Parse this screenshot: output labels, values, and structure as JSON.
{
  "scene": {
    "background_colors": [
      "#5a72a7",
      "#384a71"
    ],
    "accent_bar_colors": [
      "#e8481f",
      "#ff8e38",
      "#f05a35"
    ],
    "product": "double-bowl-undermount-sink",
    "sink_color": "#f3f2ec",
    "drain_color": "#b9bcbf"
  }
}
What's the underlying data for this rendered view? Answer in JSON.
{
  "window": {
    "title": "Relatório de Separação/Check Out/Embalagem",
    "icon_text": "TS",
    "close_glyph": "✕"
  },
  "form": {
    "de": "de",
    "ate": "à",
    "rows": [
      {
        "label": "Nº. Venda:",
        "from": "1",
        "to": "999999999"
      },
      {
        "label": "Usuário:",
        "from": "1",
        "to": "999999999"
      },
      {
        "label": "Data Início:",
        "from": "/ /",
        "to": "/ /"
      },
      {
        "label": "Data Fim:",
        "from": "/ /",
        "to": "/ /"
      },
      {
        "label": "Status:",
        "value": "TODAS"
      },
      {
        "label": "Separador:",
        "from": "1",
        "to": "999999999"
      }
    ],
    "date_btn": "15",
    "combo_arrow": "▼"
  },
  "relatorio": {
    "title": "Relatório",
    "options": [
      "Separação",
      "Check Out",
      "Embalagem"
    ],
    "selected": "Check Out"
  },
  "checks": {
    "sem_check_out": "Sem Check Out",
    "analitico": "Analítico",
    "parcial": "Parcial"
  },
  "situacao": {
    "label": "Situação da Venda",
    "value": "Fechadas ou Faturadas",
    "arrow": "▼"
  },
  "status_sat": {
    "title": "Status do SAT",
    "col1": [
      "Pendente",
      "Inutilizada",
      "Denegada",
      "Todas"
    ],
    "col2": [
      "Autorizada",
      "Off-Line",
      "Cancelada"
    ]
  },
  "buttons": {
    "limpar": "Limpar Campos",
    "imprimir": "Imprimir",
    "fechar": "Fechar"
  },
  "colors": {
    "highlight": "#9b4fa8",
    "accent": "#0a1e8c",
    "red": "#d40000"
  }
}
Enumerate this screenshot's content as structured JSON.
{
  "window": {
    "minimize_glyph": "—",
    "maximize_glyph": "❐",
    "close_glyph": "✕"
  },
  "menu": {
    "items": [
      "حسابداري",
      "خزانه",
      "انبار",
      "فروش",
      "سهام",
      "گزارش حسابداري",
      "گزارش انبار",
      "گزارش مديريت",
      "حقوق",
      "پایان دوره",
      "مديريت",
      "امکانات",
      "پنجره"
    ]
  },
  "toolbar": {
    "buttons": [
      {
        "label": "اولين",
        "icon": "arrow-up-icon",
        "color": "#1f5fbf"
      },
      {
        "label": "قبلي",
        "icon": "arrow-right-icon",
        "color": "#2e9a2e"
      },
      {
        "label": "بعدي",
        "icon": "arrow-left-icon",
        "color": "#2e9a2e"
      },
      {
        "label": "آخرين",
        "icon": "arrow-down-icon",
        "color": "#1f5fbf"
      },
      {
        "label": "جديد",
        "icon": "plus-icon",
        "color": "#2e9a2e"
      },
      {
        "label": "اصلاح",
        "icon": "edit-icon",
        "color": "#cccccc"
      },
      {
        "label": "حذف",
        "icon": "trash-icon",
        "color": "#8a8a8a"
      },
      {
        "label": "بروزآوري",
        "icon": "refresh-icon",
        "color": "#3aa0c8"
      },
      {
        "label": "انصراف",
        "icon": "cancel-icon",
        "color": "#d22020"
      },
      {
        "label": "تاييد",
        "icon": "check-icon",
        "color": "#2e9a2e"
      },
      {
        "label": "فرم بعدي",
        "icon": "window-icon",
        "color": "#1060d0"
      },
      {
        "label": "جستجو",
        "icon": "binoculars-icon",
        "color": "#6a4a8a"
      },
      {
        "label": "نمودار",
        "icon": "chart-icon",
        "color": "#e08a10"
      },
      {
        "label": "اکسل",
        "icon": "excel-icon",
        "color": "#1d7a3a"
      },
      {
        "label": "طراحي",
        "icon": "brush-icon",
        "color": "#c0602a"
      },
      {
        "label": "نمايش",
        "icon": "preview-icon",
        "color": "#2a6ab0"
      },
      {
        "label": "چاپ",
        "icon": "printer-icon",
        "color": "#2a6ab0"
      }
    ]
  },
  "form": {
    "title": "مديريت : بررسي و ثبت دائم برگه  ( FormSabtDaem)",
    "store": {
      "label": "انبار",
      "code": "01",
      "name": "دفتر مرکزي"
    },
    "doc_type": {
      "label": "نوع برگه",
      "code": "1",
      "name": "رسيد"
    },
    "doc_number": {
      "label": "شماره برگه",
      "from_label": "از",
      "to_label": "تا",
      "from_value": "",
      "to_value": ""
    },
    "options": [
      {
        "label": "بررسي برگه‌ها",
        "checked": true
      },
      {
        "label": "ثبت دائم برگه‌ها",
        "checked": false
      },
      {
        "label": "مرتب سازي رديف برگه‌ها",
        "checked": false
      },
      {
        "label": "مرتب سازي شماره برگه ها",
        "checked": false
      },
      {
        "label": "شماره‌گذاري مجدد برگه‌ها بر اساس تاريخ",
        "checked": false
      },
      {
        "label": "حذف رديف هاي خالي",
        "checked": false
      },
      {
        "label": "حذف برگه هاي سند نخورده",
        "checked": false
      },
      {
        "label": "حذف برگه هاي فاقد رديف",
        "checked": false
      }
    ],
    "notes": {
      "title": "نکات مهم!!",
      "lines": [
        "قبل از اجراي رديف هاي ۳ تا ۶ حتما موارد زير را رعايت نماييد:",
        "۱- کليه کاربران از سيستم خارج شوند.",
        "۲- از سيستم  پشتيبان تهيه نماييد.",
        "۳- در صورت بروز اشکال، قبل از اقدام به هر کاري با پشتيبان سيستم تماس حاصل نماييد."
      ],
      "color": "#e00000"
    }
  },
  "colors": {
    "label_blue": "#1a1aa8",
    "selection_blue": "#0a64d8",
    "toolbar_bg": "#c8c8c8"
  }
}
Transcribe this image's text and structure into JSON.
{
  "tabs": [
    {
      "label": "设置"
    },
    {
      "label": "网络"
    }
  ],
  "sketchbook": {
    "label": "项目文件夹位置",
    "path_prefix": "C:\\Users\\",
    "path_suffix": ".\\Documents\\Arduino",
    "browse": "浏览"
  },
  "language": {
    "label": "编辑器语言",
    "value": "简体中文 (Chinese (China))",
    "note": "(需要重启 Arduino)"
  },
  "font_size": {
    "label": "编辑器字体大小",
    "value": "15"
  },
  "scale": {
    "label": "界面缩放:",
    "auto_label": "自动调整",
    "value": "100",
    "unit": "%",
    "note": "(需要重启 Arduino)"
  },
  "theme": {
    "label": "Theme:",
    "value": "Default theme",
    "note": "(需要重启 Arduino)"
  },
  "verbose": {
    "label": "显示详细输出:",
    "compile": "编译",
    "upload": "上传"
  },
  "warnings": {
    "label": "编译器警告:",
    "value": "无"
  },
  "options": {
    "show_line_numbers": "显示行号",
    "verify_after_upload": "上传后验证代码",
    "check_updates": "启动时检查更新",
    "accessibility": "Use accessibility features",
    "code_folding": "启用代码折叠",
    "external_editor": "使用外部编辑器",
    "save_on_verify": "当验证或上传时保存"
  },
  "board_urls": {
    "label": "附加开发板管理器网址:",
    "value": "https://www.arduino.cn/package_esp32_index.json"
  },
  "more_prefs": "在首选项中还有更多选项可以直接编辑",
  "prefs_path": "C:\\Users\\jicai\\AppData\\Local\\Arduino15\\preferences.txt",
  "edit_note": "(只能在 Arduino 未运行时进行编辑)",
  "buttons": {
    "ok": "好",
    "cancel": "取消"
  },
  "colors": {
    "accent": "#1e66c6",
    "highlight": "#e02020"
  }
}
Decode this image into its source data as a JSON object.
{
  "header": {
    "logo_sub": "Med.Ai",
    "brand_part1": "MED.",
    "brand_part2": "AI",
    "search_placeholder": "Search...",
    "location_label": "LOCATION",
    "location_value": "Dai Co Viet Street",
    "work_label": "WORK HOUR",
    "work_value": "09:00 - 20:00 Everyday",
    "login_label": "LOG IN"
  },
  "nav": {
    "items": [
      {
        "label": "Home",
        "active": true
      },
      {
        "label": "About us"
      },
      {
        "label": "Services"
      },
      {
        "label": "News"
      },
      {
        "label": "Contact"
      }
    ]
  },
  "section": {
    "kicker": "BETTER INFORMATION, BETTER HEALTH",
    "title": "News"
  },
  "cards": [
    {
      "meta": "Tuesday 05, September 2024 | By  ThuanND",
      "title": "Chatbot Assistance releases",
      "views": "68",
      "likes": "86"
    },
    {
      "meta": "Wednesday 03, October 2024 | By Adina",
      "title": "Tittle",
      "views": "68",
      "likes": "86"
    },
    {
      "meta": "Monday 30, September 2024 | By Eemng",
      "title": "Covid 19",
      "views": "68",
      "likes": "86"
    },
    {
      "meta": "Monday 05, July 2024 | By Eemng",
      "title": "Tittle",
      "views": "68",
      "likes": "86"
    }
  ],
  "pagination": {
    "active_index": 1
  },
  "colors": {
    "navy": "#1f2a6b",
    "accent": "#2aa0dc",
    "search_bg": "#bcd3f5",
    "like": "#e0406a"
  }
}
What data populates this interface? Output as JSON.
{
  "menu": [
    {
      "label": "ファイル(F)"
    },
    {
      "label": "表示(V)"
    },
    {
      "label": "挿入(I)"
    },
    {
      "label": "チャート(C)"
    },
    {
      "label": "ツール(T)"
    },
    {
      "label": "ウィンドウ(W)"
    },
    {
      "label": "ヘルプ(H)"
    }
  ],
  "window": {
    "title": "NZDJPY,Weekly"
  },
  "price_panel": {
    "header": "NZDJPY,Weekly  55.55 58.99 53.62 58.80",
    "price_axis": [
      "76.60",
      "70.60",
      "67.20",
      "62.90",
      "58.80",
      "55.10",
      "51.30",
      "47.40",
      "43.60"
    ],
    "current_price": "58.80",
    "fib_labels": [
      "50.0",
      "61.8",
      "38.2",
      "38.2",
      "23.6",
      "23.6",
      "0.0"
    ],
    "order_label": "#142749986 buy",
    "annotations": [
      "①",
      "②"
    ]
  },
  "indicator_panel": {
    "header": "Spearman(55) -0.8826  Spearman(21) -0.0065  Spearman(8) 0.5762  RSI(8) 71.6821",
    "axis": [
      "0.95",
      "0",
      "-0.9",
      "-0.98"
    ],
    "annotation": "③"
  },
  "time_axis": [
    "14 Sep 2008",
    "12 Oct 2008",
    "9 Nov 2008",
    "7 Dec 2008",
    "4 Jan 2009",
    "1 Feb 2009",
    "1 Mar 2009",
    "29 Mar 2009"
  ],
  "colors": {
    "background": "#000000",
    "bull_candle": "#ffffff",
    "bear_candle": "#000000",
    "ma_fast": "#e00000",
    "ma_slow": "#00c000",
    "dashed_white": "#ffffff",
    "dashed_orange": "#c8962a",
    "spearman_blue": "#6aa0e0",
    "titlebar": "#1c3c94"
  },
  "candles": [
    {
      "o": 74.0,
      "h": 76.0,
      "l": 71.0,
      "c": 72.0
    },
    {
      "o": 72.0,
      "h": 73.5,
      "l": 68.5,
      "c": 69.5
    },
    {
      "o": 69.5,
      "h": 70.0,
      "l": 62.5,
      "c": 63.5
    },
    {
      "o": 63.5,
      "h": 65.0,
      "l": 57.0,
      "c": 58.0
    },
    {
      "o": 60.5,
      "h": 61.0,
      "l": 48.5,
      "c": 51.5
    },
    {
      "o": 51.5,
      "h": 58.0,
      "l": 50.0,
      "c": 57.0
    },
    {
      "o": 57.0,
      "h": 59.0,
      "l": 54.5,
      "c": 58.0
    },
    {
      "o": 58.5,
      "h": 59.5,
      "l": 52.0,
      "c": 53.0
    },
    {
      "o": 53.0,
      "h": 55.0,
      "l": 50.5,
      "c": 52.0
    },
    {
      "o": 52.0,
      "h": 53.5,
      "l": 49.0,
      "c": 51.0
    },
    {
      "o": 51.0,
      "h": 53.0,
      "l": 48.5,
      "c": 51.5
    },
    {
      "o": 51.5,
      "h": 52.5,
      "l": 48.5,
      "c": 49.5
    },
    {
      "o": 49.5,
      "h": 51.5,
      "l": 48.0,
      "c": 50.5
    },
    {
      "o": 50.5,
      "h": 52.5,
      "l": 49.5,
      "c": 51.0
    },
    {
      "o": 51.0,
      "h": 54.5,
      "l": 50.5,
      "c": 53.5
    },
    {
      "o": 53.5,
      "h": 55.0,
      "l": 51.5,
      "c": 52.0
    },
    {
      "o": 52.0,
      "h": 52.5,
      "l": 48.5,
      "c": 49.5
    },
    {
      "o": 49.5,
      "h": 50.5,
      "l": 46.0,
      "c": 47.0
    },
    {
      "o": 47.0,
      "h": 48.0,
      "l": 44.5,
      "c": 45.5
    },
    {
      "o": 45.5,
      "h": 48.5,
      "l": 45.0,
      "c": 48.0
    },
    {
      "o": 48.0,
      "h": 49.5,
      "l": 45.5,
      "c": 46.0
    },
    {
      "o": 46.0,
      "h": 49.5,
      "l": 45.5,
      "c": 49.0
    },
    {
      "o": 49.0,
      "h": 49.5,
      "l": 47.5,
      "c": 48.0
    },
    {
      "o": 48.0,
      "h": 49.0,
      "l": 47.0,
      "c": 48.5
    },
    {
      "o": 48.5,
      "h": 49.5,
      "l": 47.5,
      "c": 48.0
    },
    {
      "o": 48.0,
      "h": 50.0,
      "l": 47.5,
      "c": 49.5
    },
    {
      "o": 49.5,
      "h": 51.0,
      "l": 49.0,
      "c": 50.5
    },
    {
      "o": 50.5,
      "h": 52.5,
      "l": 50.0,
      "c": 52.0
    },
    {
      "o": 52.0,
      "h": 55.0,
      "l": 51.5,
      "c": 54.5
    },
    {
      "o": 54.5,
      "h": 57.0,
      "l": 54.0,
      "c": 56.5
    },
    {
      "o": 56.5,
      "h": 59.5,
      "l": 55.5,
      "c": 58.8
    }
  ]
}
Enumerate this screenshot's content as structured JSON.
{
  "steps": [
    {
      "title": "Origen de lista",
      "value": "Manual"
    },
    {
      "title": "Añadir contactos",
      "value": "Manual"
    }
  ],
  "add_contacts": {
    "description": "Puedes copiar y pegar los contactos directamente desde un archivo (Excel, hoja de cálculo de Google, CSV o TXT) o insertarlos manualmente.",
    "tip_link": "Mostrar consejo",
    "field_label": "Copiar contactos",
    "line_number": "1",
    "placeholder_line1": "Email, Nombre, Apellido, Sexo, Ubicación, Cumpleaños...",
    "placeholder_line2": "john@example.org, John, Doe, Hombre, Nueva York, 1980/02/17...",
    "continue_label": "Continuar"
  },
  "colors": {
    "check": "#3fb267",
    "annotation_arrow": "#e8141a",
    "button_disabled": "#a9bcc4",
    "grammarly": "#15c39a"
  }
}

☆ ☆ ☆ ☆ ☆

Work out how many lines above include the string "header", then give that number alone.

3